17 March 2014

Caring for missionaries #3 - getting the church excited

Promoting missionary care in church:
*   Be linked to a missionary and make sure they visit your church when they are on home assignment.  Make their visit an event – interviews, a meal together...hands on.  It’s your event...organise it well.  And be generous with them as they visit you.  Make it an opportunity to care for them as they serve your congregation.
*   Take ten minutes from a service four times a year (March – before Easter, July, September and November – before Christmas), hand out A5 paper and pens and write short letters.  In church!  It is amazing how much you can write in ten short minutes.  On Monday morning go to the post office and send off your parcel of encouragement.
*   Publish fresh prayer points in the church newsletter every month.  If you have nothing specific that is new and current then work in some of the general prayer points. What is important is to provide people with new, regular prayer points to keep them praying.
*   Pray through those prayer points from the front of the church – in its own dedicated spot during the service or during the service prayer time.

*   When a prayer letter arrives from a missionary, don’t just stick one copy up on the pin-up board.  Photocopy it and hand it out with the newsletter for everyone. 

*   Midway through a missionary’s tour, hold an event at your church to refresh everyone’s memory.  Have a national meal, give news, pray, maybe have a Skype link up if you can set it up or even just a live email exchange and spend ten minutes writing letters – or at the very least, send around a card that everyone can sign.

Incorporating missions into the children’s programme:

*   During each of the school holidays, run a kids’ mission session with the Sunday School children.  Tell them what the missionary has been up to lately and show photos if some are available, spend some time learning about the country (and try some food from that location if you can), pray for the missionary, write letters and draw pictures. This works especially well if you can link your Sunday School children up with a missionary family.  The children may find this a bit abstract to begin with but if it is done every holidays, and if the missionaries make contact back with the children, a relationship soon forms and it becomes quite a natural thing to do.

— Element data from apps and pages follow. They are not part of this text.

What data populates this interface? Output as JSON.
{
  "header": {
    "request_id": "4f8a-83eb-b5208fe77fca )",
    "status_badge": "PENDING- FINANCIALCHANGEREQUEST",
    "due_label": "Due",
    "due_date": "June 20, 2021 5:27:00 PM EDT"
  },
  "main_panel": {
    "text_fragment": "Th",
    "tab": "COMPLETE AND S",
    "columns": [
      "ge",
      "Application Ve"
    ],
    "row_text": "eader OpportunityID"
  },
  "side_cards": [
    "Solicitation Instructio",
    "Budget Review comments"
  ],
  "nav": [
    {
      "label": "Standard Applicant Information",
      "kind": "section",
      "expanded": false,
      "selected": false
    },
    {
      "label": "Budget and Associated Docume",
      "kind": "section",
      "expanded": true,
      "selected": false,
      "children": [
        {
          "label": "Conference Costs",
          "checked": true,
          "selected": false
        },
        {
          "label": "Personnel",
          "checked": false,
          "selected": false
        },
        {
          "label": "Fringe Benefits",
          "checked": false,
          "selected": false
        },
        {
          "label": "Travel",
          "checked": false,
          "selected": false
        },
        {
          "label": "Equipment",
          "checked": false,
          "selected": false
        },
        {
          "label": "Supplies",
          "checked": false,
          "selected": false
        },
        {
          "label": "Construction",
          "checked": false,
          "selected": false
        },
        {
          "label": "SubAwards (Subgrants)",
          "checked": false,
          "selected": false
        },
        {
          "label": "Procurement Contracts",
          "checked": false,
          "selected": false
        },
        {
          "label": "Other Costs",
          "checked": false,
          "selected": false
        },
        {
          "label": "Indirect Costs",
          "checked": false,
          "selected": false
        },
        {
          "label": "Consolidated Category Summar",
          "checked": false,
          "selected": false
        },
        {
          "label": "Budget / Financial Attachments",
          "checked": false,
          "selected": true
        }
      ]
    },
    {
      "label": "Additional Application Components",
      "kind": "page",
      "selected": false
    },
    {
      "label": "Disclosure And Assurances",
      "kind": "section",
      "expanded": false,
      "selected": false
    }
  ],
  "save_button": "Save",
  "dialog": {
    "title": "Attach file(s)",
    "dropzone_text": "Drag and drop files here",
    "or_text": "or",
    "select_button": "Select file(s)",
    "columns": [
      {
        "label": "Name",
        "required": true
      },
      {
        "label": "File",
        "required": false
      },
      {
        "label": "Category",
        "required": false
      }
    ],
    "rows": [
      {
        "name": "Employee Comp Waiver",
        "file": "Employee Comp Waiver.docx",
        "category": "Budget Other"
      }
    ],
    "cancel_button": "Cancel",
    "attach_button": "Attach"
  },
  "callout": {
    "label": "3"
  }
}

*   Take up a “kids’ collection” during Sunday School and direct it to a missionary.

Incorporating missions into a Bible study group:

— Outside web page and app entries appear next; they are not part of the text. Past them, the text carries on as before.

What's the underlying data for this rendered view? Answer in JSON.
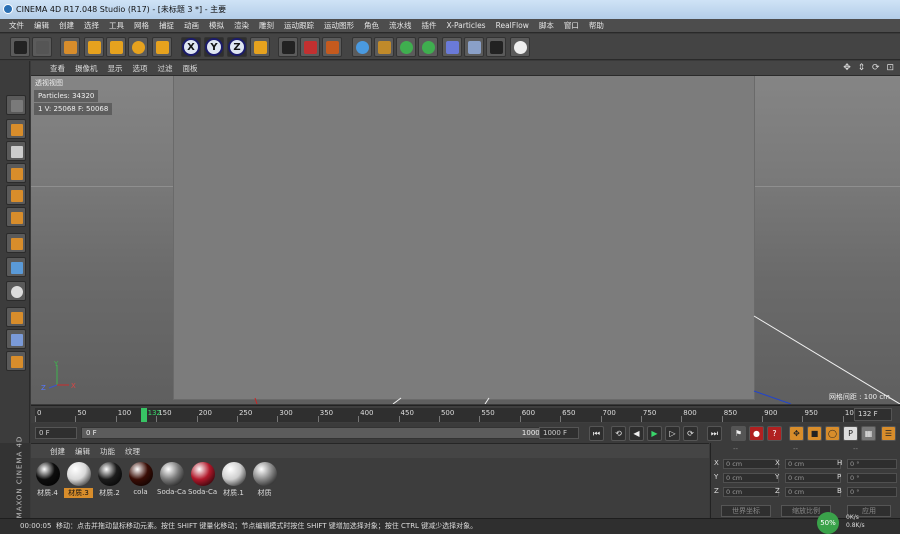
{
  "window": {
    "title": "CINEMA 4D R17.048 Studio (R17) - [未标题 3 *] - 主要"
  },
  "menubar": {
    "items": [
      "文件",
      "编辑",
      "创建",
      "选择",
      "工具",
      "网格",
      "捕捉",
      "动画",
      "模拟",
      "渲染",
      "雕刻",
      "运动跟踪",
      "运动图形",
      "角色",
      "流水线",
      "插件",
      "X-Particles",
      "RealFlow",
      "脚本",
      "窗口",
      "帮助"
    ]
  },
  "toolbar": {
    "tools": [
      {
        "name": "undo-icon"
      },
      {
        "name": "redo-icon"
      },
      {
        "name": "live-select-icon"
      },
      {
        "name": "move-icon"
      },
      {
        "name": "scale-icon"
      },
      {
        "name": "rotate-icon"
      },
      {
        "name": "add-icon"
      },
      {
        "name": "x-axis-icon"
      },
      {
        "name": "y-axis-icon"
      },
      {
        "name": "z-axis-icon"
      },
      {
        "name": "coordinate-system-icon"
      },
      {
        "name": "render-view-icon"
      },
      {
        "name": "render-picture-viewer-icon"
      },
      {
        "name": "render-settings-icon"
      },
      {
        "name": "cube-icon"
      },
      {
        "name": "pen-icon"
      },
      {
        "name": "subdivision-icon"
      },
      {
        "name": "array-icon"
      },
      {
        "name": "deformer-icon"
      },
      {
        "name": "floor-icon"
      },
      {
        "name": "camera-icon"
      },
      {
        "name": "light-icon"
      }
    ],
    "axis_labels": [
      "X",
      "Y",
      "Z"
    ]
  },
  "left_tools": [
    "model-mode-icon",
    "object-mode-icon",
    "texture-mode-icon",
    "points-mode-icon",
    "edges-mode-icon",
    "polygons-mode-icon",
    "axis-mode-icon",
    "tweak-mode-icon",
    "snap-icon",
    "magnet-icon",
    "workplane-icon",
    "lock-icon"
  ],
  "viewport": {
    "menu": [
      "查看",
      "摄像机",
      "显示",
      "选项",
      "过滤",
      "面板"
    ],
    "label": "透视视图",
    "hud_particles": "Particles: 34320",
    "hud_stats": "1 V: 25068 F: 50068",
    "grid_info": "网格间距 : 100 cm",
    "axis": {
      "x": "X",
      "y": "Y",
      "z": "Z"
    },
    "nav_icons": "✥ ⇕ ⟳ ⊡"
  },
  "timeline": {
    "ticks": [
      "0",
      "50",
      "100",
      "150",
      "200",
      "250",
      "300",
      "350",
      "400",
      "450",
      "500",
      "550",
      "600",
      "650",
      "700",
      "750",
      "800",
      "850",
      "900",
      "950",
      "100"
    ],
    "current_frame_label": "132",
    "current_frame": 132,
    "max_frame": 1000,
    "end_label": "132 F"
  },
  "transport": {
    "start_field": "0 F",
    "range_start": "0 F",
    "range_end": "1000 F",
    "end_field": "1000 F",
    "buttons": [
      "⏮",
      "⟲",
      "◀",
      "▶",
      "▷",
      "⟳",
      "⏭"
    ]
  },
  "materials": {
    "menu": [
      "创建",
      "编辑",
      "功能",
      "纹理"
    ],
    "items": [
      {
        "label": "材质.4",
        "color": "#0d0d0d",
        "selected": false
      },
      {
        "label": "材质.3",
        "color": "#d9d9d9",
        "selected": true
      },
      {
        "label": "材质.2",
        "color": "#1c1c1c",
        "selected": false
      },
      {
        "label": "cola",
        "color": "#3a0d05",
        "selected": false
      },
      {
        "label": "Soda-Ca",
        "color": "#7a7a7a",
        "selected": false
      },
      {
        "label": "Soda-Ca",
        "color": "#b0182a",
        "selected": false
      },
      {
        "label": "材质.1",
        "color": "#cfcfcf",
        "selected": false
      },
      {
        "label": "材质",
        "color": "#8a8a8a",
        "selected": false
      }
    ]
  },
  "coordinates": {
    "header": [
      "--",
      "--",
      "--"
    ],
    "rows": [
      {
        "axis": "X",
        "pos": "0 cm",
        "axis2": "X",
        "size": "0 cm",
        "axis3": "H",
        "rot": "0 °"
      },
      {
        "axis": "Y",
        "pos": "0 cm",
        "axis2": "Y",
        "size": "0 cm",
        "axis3": "P",
        "rot": "0 °"
      },
      {
        "axis": "Z",
        "pos": "0 cm",
        "axis2": "Z",
        "size": "0 cm",
        "axis3": "B",
        "rot": "0 °"
      }
    ],
    "world_button": "世界坐标",
    "scale_button": "缩放比例",
    "apply_button": "应用"
  },
  "branding": {
    "maxon": "MAXON CINEMA 4D"
  },
  "status": {
    "time": "00:00:05",
    "message": "移动：点击并拖动鼠标移动元素。按住 SHIFT 键量化移动；节点编辑模式时按住 SHIFT 键增加选择对象；按住 CTRL 键减少选择对象。",
    "cpu": "50%",
    "net_up": "0K/s",
    "net_down": "0.8K/s"
  }
}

*   Have the missionary’s prayer card on the table each week – a visual reminder.

*   During the prayer time share prayer points for the missionary and make sure they are prayed for each week, alongside the members of your group.

*   Four times a year (or once a month even!!) write a letter – individual ten minute letters on A5 paper or pass around an airletter during the study for people to add a few lines, pass around a computer and add to an email or write a short note in a card.

*   Take up a “spare change” collection (this can add up to quite a sum of money over the course of a year) and save it to give to your missionary for when they are on home assignment for a few luxuries – or direct it to their missionary support.


Sarah said...

Ah, now that is very pertinent to me at the moment. I particularly like the idea about handing out paper and getting everyone to write letters. The only thing about distributing the missionary's prayer letter is that sometimes missionaries in 'closed' countries specifically ask supporters not to hand out print copies, email or pin their letter to the church notice board. In that case I think it's best to give out the missionary's email address so people can contact them if they want to receive their letters personally.

I've found getting the congregation excited about missions to be hard in that the missions slot is often 'cancelled' when it's a long service. I think a lot of people find it hard to be interested when they haven't met the missionary and their experiences seem so far removed from ours. It's also hard when you've got a mix of people, some who know who you're talking about, and others who are new and haven't the faintest idea who this missionary is and what they're doing. I always remind everyone in case there are people who don't know.

My church seem to like power points and visual things. I've used maps, made power points which detail the country where the missionary is serving etc. Lots of people have told me they find it much more interesting than just reading a letter.

It also helps to focus on shared experiences. Even though we haven't been serving Christ overseas we know what it's like to do evangelism in a country that doesn't seem to care less that it needs a saviour. Many of us have moved away and had friends not keep in touch. This has helped people see that missionaries are not 'super Christians' but people like us who get lonely and would appreciate correspondence and encouragement.

Meredith said...

Thanks for the reminder about the visuals and power point presentations. I forget about these things as I sit under my technological rock. But you are right - photos of the people and seeing them on location are really useful.

And I agree about getting people excited when they haven't met a live missionary. I know that was (and is) my experience. I am much more diligent about it all when I have met them in person, which is why it is so important to get them to your church when they are around.

Your last point is excellent. I have thought - and many missionaries have mentioned - about not being super Christians. But taking it back to our own experiences of evangelism actually gives that idea its legs. Superb.

Thanks for your input. Wonderful insights.